Before you start thinking of Kirby as a prophet, you should know that this was one of his main themes in many of his creations. After all, early in the pages of The Fantastic Four #21, he and Stan Lee created the Hatemonger – a dark masked figure armed with an H-ray gun (hate ray) who turned out to be an Adolph Hitler clone. Presumably, this was his warning that fascism wears many faces and it’s always there and ready to come back.
It’s fun when we read celebrities in comics. Trump is not the first, nor is he the first to donate a healthy bit of his DNA in a character.

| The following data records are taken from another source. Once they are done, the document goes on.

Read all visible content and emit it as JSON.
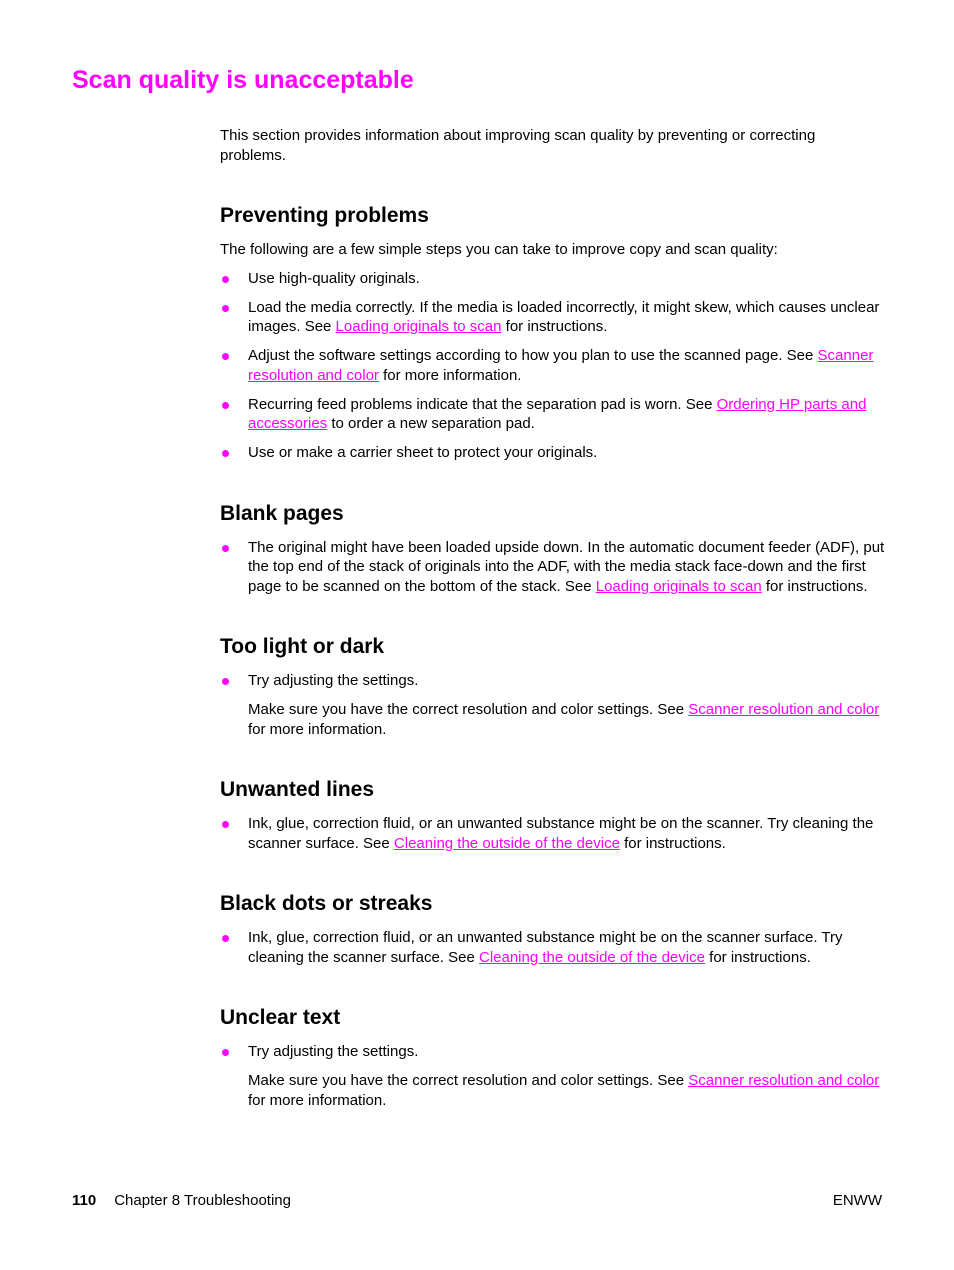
{
  "page_title": "Scan quality is unacceptable",
  "intro": "This section provides information about improving scan quality by preventing or correcting problems.",
  "sections": [
    {
      "heading": "Preventing problems",
      "lead": "The following are a few simple steps you can take to improve copy and scan quality:",
      "items": [
        {
          "before": "Use high-quality originals.",
          "link": "",
          "after": ""
        },
        {
          "before": "Load the media correctly. If the media is loaded incorrectly, it might skew, which causes unclear images. See ",
          "link": "Loading originals to scan",
          "after": " for instructions."
        },
        {
          "before": "Adjust the software settings according to how you plan to use the scanned page. See ",
          "link": "Scanner resolution and color",
          "after": " for more information."
        },
        {
          "before": "Recurring feed problems indicate that the separation pad is worn. See ",
          "link": "Ordering HP parts and accessories",
          "after": " to order a new separation pad."
        },
        {
          "before": "Use or make a carrier sheet to protect your originals.",
          "link": "",
          "after": ""
        }
      ]
    },
    {
      "heading": "Blank pages",
      "items": [
        {
          "before": "The original might have been loaded upside down. In the automatic document feeder (ADF), put the top end of the stack of originals into the ADF, with the media stack face-down and the first page to be scanned on the bottom of the stack. See ",
          "link": "Loading originals to scan",
          "after": " for instructions."
        }
      ]
    },
    {
      "heading": "Too light or dark",
      "items": [
        {
          "before": "Try adjusting the settings.",
          "link": "",
          "after": ""
        }
      ],
      "sub": {
        "before": "Make sure you have the correct resolution and color settings. See ",
        "link": "Scanner resolution and color",
        "after": " for more information."
      }
    },
    {
      "heading": "Unwanted lines",
      "items": [
        {
          "before": "Ink, glue, correction fluid, or an unwanted substance might be on the scanner. Try cleaning the scanner surface. See ",
          "link": "Cleaning the outside of the device",
          "after": " for instructions."
        }
      ]
    },
    {
      "heading": "Black dots or streaks",
      "items": [
        {
          "before": "Ink, glue, correction fluid, or an unwanted substance might be on the scanner surface. Try cleaning the scanner surface. See ",
          "link": "Cleaning the outside of the device",
          "after": " for instructions."
        }
      ]
    },
    {
      "heading": "Unclear text",
      "items": [
        {
          "before": "Try adjusting the settings.",
          "link": "",
          "after": ""
        }
      ],
      "sub": {
        "before": "Make sure you have the correct resolution and color settings. See ",
        "link": "Scanner resolution and color",
        "after": " for more information."
      }
    }
  ],
  "footer": {
    "page_number": "110",
    "chapter": "Chapter 8  Troubleshooting",
    "right": "ENWW"
  },
  "colors": {
    "accent": "#ff00ff",
    "text": "#000000"
  }
}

Anyone who’s read the DC graphic novel Identity Crisis should be on the look out for the faces Rags Morales drew. Danny Kaye (the Elongated Man), Sue Gibney (Dawn Wells, Mary Ann from Gilligan’s Island), Patty Hearst (Firehawk), Layne Staley (Green Arrow), Lesley Ann Warren (Jean Loring), Paul Newman (Ray Palmer), Tom Selleck (Batman/Bruce Wayne), Brad Pitt (Wally West), John Hurt (Barry Allen), Phoebe Cates (Zatanna), and Rebecca Romijn (Black Canary) among others can be found within those pages. Using celebrities, or at least, attributes of celebrities have been around for a while. For the artist, it gives them a good model and for the reader, it gives them a nice colorful easter egg.
Heck, when we look for characters who were inspired by celebrities we need go no farther than the Joker when Bill Finger modeled him from the silent movie, The Man Who Laughs, actor, Conrad Veidt. His chilling face and portrayal still haunt cinephiles today.
John Constantine, while written by Alan Moore, was physically modeled after the rock star, Sting. Even Professor X was modeled after Yul Brenner in his prime. But the best example of taking a slice of a real person and putting them into the comic book frames was when Stan Lee was the model for J. Jonah Jameson in both body and personality.
In the case of Maxwell Lord and The Trader, comics focus on both his successful reputation back in the eighties as well as his notoriety of wheeling and dealing to appear as a con man. However, it should also be noted that Trump has a following who have swallowed his reputation, hook, line, and sinker – much like the character of Glorious Godfrey.
Does it really mean anything? Maybe… Maybe not. What we do know is that Trump’s character for good or for ill has remained in the public’s mind.
Comic book artists bottom line is to sell comic books. Getting a blueprint of a celebrity like Donald Trump gives them the hero and antihero they need to build complex characters. For example, when we look at shows like House of Cards, we know that Frank Underwood is a complete and total bastard, but there’s something in that character’s chemistry that keeps us wanting him to go further.
In the cases of Maxwell Lord and the Trader, we know those characters are sleazy and up to no good. We also love to see where the “catches” are in whatever deals they’re about to make. It’s like making a deal with the devil. If you want to get the upper hand in that deal, you’d better be sure to cross your “T’s” and dot your “I’s”. I refer you to any episode of the Twilight Zone where the main character was careless with his words.
I, for one, love the character of Maxwell Lord in both his frivolous and darker incarnations. Not because I see Trump in him, but because Maxwell Lord is a sleaze bag. Watching him come up with cheap promotions for the Justice League and watching the heroes get completely aggravated with his nonsense only adds flavor to the mix. The fact that his character had turned so dark that Wonder Woman was forced to kill him for the good of the world (you really can’t have someone who can dominate Superman’s mind at any moment and expect him to live), just made the character more interesting. DC reconsidered and resurrected the character back in the “Brightest Day” storyline.
So regardless of their creative makeup, we enjoy the characters that evolve in the stories and look forward to how they work their magic.